I don't mind regression in some cases, like Gargan being Scorpy again or when Kingsley becomes ol' Hobby again.
I wouldn't mind seeing Phil progress into a fallen hero/villain after Kingsley dethrones him, should he survive it. If Roddy is Winkler Processing Phil, it would be cool for him to eventually fight it off and try to make up fors his sins as the Hobgoblin. Remember, he's supposed to be a Peter Parker clone now. He's lacking a personal tradgedy or something to set him on the right path, and this could be it.
As for the Jackal's return soon, I hope he's more like he was when Gerry Conway wrote and when Ross Andru drew him. I hated the 90's Jackal. In fact, I think 90's Jackal was a clone. It's the only way him wanting to replace the human population with clones makes any sense during "Maximum Clonage".
A very defective clone would be a great explanation. Well who knows what Phil's personal tragedy will be. Will he murder his own Uncle Ben? I doubt that since he's not getting any face time like Marla.
His relationship with Norah? That's too meh and that teaser caption should have him being kneed in the goblin nads by her. Or is his tragedy the overall mess he'll make his life.
The only way I can see Slott redeeming himself and make me full on recant is after the fall something like this happens. That after a massive battle Phil is exposed and hauled into a cell.
After a night he gets a visitor, Kingsley. Roderick congratulates him for his career as the Hobgoblin but then berates him for letting things get too personal. That in the end, Phil broke the rule Kingsley abides by: only look out for #1 and screw everyone else. Phil then muses this is just his form of sanity playing tricks on him to which Roderick states he is far from a ghost and is very real grabbing Phil by the throat. Cue the, "Your dead and I killed you." cliche.
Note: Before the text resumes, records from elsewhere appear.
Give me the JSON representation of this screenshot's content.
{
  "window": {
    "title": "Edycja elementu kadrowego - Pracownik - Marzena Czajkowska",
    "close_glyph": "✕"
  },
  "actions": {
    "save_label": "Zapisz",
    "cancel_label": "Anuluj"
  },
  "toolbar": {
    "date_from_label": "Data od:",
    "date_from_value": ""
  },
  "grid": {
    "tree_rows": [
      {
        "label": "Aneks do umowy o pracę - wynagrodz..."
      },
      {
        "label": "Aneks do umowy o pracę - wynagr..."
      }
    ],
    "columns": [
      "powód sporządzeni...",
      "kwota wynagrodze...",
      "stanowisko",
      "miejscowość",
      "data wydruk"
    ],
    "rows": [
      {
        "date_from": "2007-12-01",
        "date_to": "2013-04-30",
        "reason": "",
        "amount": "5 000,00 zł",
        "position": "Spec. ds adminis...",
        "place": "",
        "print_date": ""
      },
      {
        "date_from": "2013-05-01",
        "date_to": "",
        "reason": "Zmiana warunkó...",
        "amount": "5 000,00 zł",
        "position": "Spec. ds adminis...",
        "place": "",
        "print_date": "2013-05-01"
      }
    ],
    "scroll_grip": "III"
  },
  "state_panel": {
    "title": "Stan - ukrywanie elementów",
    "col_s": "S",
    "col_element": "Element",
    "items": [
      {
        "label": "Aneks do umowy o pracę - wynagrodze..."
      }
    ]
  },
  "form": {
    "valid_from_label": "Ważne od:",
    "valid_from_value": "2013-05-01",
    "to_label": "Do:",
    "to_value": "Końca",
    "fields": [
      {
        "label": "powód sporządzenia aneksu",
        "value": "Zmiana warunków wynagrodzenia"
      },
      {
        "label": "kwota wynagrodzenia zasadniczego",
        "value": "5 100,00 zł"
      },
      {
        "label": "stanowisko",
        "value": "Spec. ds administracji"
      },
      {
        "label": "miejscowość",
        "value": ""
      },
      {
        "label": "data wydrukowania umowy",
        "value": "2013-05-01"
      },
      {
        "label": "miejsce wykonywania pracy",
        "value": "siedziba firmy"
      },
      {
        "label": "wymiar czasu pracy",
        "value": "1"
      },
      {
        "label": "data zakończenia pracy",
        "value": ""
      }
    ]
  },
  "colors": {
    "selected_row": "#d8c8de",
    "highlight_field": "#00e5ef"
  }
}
Kingsley then states that yes Phil did kill a Hobgoblin, but not him, the Secret War Hobgoblin. He then goes on stating that during his "retirement" Roddy learned of another person bearing the Hobgoblin name and made him fully into his pawn. A being who could test the waters of New York for him. Though Roddy admits being dis-satisfied at the dupe dying, he admits what Phil did worked out better than he had ever hoped. The world believes him dead, whatever Phil does to the underworld causes a crack, and all through this Kingsley has amassed just enough criminal power to become a major player. Phil then scoffs at the fact he'll now end up as Macendale to which Roderick wags his finger stating he won't it would be too personal to just murder him. So what fate does Kingsley give Phil? He condemns Phil to live and be consumed by his madness and sins. With that Roddy bids him adieu and cue the real grand Hobgoblin story to tell down the line.